Aberdeen's fire department wants to replace one of its fire stations and get new equipment, while the city's police department wants a "multijurisdictional SWAT team" that pools resources with Bel Air and Havre de Grace.

Chuck Glassman, vice president of the fire department, told the city council during a work session Monday afternoon that the department is a year behind on replacing an ambulance, for a cost of $165,000, needs a new roof on the station in Perryman and also hopes to replace the station near the Boys & Girls Club.

Glassman said that station is "probably the oldest."

"That station needs to be updated and replaced to meet current needs," he said.

The station does not meet federal handicap-accessibility requirements and does not have sleeping quarters, he said.

The replacement is a "long-range" project and Glassman said an architect is set to do a feasibility study.

"We are way behind," he said about the standards of the station. "We have older people in the fire department who can't get to the second floor."

"It's something that has to be done down the road," he said.

At least two new ambulances, two engines and a rescue truck are also needed for the department as a whole, he said.

But tough economic times mean the department will have a deficit, he said.

"We're struggling to meet our needs," he said, noting the department has started a program to educate business people and residents about what the fire department does and what it costs volunteers to run it.

Glassman said the department only gets about $62,000 in donations, which is "way, way below what we should be getting."

"Hopefully our donations will rise," he said.

The department also wants to start a recruitment program to get cadets, possibly from the Boys & Girls Club, he said.

To bring in more young people, however, the stations need more amenities, he said.

Glassman asked the council for guidance and suggestions, and Mayor Mike Bennett said he would be in touch about what the city can do to help.

"I think as a team, we can put our heads together and see what we can do to help get these projects off the ground," Glassman said.

Bennett asked City Manager Doug Miller to point out that if the city had a paid fire department instead of a volunteer one, residents would pay about 25 or 30 cents more in taxes.
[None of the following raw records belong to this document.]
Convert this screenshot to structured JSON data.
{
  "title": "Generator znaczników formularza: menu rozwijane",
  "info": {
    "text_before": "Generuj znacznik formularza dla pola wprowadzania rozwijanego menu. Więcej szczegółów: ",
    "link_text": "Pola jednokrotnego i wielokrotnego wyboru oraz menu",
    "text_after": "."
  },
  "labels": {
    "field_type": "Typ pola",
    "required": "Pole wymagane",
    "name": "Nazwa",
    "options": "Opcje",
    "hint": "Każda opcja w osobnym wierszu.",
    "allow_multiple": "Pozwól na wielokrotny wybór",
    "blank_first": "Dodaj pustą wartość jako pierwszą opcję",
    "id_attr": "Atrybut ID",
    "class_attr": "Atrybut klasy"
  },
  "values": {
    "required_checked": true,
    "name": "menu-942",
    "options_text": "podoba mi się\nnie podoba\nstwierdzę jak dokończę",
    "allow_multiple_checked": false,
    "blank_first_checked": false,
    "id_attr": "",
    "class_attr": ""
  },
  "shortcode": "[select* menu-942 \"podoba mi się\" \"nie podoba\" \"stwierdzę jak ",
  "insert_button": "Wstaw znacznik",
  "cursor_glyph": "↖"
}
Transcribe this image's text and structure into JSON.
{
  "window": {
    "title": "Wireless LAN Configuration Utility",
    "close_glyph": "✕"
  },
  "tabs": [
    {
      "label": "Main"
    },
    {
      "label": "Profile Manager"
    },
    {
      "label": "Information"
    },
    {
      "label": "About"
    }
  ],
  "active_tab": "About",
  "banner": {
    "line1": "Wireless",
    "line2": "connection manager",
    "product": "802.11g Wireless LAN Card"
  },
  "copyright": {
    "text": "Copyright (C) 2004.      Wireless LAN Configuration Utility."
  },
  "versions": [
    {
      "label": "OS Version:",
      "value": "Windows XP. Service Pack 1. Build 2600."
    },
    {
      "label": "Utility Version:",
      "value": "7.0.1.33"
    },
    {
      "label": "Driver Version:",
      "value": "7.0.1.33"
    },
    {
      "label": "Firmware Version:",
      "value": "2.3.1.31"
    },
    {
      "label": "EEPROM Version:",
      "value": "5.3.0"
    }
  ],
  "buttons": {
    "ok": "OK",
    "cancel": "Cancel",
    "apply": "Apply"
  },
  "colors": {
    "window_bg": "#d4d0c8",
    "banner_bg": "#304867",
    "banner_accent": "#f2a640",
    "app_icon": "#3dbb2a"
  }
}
Bennett said he finds it "very unsettling" that the city has a "premier" fire department but only gets $62,000 each year from its residents.

Councilwoman Sandra Landbeck said she wonders if newcomers to Aberdeen even know the firefighters were unpaid.